This morning, a couple of us had coffee and some OJ with the Ad Club and their three panelists talking about social media strategy: ‘Dunkin”? Dave Puner of Dunkin’ Brands, Inc. (@dunkindonuts), Tom Matlack, co-editor of The Good Men Project (@TMatlack) and Janet Swaysland of Monster Worldwide. Listening to these social media rock stars, I was reminded of a few fundamentals that all too often we forget:
Even the pros were once newbies.
Up until a little over a year ago, even Dunkin’ Dave was new to Twitter and Facebook and claims, of the entry into the social media space, ‘we knew there were conversations happening about our brand, we just didn’t know if we would be welcomed by our consumers to join the conversation.’? The lesson? They were welcome and indeed it is still better to try to guide and be a part of those discussions that are happening about your brand. To date, @DunkinDonuts has gained nearly 40,000 followers on Twitter and over 950,000 Facebook fans. The other lesson? It’s natural to be hesitant, but you have to trust (Janet’s advice) that it will work if done right and know your brand (Dave’s advice) and your intentions.

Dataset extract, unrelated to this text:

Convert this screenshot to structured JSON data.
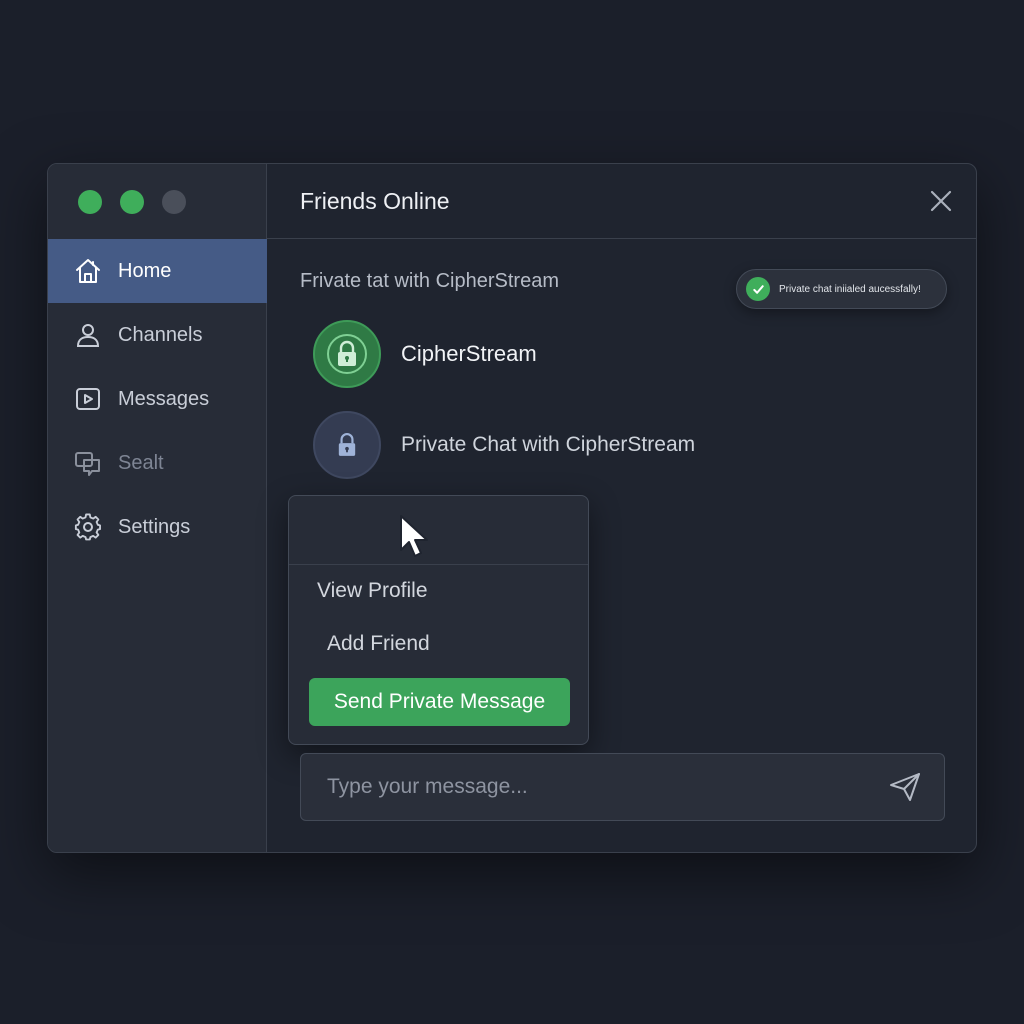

Don’t forget to find your evangelists and show them some love.
Much like the problem child getting all the attention, it’s easy to get wrapped up in the negative comments ‘ and you will hear them ‘ from consumers instead of paying attention to the people who <3 you. Remember ' your loyalists need love too, maybe even more attention than the problem child. Never forget to thank the people who share their love for your brand and remember, when things get rowdy with a negative comment or two, it's usually your loyalists that will come to your defense. Treat each community differently. Streamlining is great, but remember that consumers use each of the spaces differently. Think about what you personally (not professionally) do on Facebook v. how you use Twitter v. what and how you're really (don't lie) watching and sharing on YouTube. Now think about your brand's professional strategy and how you approach each of them. Are you thinking about the content you are creating (oh, and, you ARE creating content by the way) and the purpose of your brand's use of each space? Do it. Prioritize, prioritize, prioritize. It's easy to get excited about the ways you can use social media. OOH OOH! Customer service! Oh wait!! Recruiting! OOH we should try a direct drive to sales and share exclusive deals! Especially when getting started, be sure to prioritize and know your purpose for being there. What conversations are happening already? Are you leveraging them? Or do you want to start entirely new conversations? ROI is tricky. There are an abundance of ways to measure influence in social media'?¦at AMP we call a combination of those measurements a return on engagement (ROE) or return on relationship (ROR), but a traditional ROI can be tricky ' often do-able, sure, but always tricky. Plunging into social media may require a shift in economics for your marketing plan. It's not all dollar signs, there really is a direct benefit of engaging directly with your consumers, but it may be difficult to directly measure its monetary value. Based on your goals, identify how you want to measure the effects of your brand's presence ' if your goal is customer service, then how quickly was the customer issue resolved on Twitter? How efficiently? How happy was the customer in the end? If your goal is sales, what technology are you leveraging to track this? Measurement will always be an enormous part of any social media strategy, but it's important to understand that the way you have traditionally measured success in your other marketing plans may need a tweak or two. Trust us'?¦if you can get your business into this new mindset, it will be worth it.